Many autistic people suffer from a high degree of stress, which in turn can have an effect on their behaviour. They may display obsessional behaviour, be hyperactive, or have severe tantrums, all of which can have implications for the environment that they live and work in.
A high proportion of autistic adults also have associated learning disabilities. This combination of factors can give rise to:
- inappropriate use of domestic fittings
- poor co-ordination and balance
- a need for assistance with basic self-care functions
- a need to control access to areas of risk
- a need for large-capacity hot water storage and a limit to hot water temperature
- a need for an increased surface area and reduction in surface temperature for radiators.
A significant proportion of autistic adults suffer from epilepsy, resulting in a need for:
- outward opening doors on WC/bath/shower rooms
- avoiding sharp edges on domestic worktops and radiators
- beds positioned away from windows, radiators and room entrances
- at least one 'rapid empty' bath.
Most autistic people experience difficulty in adjusting to changes in their environment.
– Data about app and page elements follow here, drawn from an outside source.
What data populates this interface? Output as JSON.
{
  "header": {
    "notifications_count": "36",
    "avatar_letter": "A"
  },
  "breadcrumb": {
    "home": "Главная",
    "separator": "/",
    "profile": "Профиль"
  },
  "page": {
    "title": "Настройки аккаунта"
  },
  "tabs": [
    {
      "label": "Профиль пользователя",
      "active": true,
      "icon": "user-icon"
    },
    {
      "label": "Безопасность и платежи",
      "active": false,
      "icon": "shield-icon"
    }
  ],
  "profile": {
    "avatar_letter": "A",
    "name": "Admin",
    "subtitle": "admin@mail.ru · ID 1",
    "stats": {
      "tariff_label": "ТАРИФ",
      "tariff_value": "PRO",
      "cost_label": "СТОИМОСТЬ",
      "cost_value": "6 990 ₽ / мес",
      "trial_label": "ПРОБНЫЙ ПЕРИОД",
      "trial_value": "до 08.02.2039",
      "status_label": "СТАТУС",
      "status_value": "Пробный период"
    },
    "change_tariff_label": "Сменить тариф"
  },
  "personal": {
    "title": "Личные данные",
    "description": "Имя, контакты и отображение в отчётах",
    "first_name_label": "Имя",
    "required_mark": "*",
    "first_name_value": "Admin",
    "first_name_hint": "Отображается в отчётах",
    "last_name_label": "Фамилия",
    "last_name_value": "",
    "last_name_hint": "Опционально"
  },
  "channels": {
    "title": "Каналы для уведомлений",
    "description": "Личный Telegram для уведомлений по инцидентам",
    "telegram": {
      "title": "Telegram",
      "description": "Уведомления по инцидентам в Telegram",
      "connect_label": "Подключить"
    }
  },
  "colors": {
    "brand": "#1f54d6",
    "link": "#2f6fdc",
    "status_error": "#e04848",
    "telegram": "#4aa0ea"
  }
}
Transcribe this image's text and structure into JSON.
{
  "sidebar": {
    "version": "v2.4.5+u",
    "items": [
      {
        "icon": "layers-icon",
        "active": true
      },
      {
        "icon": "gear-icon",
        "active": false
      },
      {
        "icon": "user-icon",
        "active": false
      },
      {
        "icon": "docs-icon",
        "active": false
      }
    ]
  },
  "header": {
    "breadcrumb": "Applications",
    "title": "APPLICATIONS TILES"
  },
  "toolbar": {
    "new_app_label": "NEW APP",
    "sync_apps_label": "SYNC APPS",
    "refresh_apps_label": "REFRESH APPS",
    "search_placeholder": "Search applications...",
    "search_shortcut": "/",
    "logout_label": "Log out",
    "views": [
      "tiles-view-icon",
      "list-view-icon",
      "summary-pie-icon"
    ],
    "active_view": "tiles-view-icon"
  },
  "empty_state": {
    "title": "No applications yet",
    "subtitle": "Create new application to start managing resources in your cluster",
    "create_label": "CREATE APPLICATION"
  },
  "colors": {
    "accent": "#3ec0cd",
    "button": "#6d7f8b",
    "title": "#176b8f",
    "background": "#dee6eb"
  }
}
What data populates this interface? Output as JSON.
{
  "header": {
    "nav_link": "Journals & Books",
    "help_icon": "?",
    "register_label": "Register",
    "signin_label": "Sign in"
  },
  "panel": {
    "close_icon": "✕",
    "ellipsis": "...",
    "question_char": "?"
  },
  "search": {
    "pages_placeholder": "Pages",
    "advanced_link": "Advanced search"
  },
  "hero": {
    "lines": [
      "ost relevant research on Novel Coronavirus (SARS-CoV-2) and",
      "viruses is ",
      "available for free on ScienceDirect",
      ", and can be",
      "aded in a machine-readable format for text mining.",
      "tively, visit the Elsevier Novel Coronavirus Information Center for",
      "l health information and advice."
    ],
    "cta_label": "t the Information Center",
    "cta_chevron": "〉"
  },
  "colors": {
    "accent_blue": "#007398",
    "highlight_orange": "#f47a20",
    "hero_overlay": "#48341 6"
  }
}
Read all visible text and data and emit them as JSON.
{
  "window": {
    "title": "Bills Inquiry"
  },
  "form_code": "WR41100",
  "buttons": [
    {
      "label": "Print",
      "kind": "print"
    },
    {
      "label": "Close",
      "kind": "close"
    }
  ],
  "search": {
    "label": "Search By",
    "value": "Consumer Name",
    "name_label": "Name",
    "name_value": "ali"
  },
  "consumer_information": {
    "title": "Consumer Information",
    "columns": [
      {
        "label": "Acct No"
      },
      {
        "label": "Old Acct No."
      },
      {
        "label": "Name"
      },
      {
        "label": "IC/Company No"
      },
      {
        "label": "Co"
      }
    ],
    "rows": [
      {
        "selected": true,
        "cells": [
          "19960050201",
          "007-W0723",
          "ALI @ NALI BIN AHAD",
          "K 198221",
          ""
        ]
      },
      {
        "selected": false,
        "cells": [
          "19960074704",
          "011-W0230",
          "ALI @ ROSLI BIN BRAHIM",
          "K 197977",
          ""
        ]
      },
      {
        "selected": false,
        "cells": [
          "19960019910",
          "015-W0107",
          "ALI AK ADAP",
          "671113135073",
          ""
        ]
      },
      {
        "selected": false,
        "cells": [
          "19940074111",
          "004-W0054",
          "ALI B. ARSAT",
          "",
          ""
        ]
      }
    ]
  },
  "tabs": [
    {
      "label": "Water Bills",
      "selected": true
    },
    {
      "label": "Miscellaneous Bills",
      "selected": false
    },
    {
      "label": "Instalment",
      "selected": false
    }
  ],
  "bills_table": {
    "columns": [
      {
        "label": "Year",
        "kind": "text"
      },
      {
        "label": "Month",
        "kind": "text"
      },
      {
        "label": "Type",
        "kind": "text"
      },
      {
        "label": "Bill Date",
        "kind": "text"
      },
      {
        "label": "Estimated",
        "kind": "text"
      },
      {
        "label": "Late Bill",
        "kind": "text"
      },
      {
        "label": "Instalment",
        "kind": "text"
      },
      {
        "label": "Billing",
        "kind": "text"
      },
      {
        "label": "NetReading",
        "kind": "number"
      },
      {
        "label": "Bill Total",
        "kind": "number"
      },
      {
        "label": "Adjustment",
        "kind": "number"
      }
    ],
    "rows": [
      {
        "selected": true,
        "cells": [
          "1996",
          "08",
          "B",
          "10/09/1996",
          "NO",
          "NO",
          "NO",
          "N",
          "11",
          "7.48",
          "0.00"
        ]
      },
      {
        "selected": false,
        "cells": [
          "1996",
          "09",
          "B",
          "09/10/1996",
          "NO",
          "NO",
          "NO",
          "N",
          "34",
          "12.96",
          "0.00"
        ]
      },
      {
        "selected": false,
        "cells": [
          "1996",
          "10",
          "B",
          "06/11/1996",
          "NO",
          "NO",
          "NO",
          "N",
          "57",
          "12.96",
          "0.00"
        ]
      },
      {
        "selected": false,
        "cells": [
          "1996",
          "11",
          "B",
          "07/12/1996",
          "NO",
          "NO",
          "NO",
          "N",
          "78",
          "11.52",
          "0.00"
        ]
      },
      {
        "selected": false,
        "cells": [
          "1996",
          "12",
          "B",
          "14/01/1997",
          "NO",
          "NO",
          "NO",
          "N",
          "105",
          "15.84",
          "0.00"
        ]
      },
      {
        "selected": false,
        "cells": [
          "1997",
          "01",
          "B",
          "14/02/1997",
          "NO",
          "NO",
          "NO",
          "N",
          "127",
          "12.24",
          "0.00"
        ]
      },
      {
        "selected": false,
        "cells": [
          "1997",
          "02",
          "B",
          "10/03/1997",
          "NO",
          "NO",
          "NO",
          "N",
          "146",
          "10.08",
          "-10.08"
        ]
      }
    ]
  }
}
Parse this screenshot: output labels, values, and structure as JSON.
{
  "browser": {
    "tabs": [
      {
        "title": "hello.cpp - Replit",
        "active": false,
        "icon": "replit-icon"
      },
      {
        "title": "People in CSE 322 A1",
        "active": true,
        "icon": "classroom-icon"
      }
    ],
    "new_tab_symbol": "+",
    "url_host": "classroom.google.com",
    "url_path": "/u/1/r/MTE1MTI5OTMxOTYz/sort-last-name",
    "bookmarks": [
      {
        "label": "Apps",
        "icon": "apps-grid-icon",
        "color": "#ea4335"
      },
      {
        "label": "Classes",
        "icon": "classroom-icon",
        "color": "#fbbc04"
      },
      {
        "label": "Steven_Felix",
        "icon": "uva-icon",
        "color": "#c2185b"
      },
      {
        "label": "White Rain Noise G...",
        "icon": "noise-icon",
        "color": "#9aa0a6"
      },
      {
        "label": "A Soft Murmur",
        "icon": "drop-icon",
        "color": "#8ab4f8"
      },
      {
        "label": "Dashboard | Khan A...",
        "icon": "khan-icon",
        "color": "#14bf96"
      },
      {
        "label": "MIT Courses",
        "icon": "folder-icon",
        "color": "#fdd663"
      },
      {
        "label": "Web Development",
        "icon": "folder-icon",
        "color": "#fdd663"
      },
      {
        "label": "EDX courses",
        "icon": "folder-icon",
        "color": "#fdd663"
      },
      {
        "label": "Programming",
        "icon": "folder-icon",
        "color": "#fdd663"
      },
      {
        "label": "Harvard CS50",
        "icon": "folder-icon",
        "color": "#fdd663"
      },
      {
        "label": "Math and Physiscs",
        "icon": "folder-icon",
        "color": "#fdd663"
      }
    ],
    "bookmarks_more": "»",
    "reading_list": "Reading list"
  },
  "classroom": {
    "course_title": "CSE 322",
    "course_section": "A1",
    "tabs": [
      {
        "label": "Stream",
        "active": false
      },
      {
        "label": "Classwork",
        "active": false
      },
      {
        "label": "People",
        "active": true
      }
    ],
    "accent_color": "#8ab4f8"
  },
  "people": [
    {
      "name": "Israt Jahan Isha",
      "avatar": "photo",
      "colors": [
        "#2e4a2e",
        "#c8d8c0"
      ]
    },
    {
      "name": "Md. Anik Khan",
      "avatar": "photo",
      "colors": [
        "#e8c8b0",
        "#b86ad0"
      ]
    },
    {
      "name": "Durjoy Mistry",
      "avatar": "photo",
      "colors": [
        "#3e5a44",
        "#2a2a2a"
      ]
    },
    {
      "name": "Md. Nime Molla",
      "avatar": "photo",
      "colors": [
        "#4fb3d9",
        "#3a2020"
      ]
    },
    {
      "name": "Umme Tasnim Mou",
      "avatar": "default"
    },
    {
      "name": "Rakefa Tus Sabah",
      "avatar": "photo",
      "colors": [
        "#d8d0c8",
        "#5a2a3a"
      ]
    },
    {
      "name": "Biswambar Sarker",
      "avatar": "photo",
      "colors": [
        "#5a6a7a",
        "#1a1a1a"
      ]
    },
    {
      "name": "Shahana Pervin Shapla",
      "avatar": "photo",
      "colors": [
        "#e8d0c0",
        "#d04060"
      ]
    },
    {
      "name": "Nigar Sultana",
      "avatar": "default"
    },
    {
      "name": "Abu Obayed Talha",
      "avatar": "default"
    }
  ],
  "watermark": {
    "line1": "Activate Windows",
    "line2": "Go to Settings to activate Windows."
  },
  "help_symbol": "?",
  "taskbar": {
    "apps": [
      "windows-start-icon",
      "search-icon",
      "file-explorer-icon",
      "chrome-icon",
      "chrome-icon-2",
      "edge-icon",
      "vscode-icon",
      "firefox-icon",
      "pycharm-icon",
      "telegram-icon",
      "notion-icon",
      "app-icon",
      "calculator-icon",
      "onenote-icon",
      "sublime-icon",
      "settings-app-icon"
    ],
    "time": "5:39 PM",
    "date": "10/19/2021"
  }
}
Fixtures and fittings that already exist when the person moves into a building are less likely to be targeted (ie fiddled with/wrenched/removed) than fittings which appear after they have become familiar with their environment. The planning and design process should be as painstaking as possible in order to minimise the need for change during the first year of occupancy. Common areas of rapid change include:
- repositioning of fire appliances
- repositioning of internal telephones and staff call systems
- repositioning and replacing of towel rails and toilet roll holders
- additions to power points
- changes and additions to door and cupboard locks.
Some autistic people have difficulty understanding what other people require of them. Not surprisingly, their responses are frequently inappropriate, adding to confusion, stress, and low self-esteem. Building design can assist by providing clear sensory clues to what is likely to be required of each person in a specific area. Factors to be considered include:
- avoidance of multi-function rooms (eg kitchen diners)
- clear demarcation of leisure and activity areas
- avoidance of food preparation smells penetrating other areas.
Many autistic people are socially isolated and have difficulty in making and maintaining relationships with others. Building design can assist in avoiding unnecessary stress in social settings by providing:
- wide corridors
- large communal rooms with high ceilings
- a choice of exits from communal rooms
- one or two single-person alcove areas in communal rooms
- a choice of recreational rooms or areas.